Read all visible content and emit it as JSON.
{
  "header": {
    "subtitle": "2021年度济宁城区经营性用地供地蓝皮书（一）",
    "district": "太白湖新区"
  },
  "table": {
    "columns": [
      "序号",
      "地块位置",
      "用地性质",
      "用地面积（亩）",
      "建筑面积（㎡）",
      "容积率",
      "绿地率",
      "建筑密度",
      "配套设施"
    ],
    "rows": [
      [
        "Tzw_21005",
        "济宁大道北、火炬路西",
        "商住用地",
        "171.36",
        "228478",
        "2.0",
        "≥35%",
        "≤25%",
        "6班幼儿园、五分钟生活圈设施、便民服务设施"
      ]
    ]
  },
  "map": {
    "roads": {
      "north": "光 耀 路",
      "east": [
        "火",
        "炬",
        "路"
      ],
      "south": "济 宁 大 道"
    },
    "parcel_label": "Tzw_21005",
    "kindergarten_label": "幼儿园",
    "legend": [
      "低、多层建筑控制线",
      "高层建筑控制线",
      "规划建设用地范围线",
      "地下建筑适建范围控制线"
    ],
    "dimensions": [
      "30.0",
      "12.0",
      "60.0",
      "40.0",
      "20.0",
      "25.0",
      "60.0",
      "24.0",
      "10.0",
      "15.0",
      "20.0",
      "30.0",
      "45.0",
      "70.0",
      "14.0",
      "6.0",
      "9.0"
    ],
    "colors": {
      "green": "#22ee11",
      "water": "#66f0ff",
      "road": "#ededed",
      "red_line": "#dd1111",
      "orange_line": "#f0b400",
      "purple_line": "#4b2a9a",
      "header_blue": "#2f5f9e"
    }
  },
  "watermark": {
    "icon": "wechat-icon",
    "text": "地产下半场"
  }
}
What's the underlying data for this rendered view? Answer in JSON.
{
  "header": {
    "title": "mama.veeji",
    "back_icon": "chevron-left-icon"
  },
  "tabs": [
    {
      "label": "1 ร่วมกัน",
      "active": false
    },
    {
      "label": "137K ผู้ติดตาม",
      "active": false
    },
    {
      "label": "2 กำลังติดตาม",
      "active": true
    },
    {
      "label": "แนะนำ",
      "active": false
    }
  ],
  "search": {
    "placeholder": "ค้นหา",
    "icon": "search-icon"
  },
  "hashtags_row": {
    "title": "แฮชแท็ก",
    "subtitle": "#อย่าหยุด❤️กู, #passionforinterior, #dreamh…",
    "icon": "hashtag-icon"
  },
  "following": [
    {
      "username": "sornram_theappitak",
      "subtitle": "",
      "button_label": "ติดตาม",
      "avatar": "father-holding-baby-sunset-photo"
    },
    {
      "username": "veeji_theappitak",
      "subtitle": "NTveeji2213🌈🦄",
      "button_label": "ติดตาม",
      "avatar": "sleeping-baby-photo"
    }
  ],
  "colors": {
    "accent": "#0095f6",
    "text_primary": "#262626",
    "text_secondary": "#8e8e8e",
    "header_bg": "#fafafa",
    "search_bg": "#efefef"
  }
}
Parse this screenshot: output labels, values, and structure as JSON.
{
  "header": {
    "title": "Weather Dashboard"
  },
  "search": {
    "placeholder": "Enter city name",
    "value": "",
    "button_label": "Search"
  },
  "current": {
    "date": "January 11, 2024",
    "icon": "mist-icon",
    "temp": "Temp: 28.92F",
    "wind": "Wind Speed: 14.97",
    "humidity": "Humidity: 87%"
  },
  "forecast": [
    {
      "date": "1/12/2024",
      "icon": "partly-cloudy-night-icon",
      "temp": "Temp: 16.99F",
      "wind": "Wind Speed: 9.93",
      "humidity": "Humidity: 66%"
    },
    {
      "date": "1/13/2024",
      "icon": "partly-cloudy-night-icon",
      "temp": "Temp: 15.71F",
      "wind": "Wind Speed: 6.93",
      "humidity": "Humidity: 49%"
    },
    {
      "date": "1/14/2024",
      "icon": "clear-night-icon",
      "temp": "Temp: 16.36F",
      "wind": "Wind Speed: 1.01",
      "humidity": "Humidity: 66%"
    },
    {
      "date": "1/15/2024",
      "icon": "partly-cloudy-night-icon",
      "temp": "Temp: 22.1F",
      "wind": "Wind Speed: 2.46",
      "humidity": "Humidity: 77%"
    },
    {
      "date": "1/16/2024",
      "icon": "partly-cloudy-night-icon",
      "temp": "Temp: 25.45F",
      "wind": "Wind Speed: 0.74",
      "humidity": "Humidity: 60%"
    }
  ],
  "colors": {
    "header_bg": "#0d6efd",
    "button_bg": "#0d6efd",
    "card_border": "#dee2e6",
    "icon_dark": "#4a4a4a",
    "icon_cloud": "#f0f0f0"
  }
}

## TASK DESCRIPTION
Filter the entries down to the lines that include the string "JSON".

## TASK ANSWER
Read all visible content and emit it as JSON.
What's the underlying data for this rendered view? Answer in JSON.
Parse this screenshot: output labels, values, and structure as JSON.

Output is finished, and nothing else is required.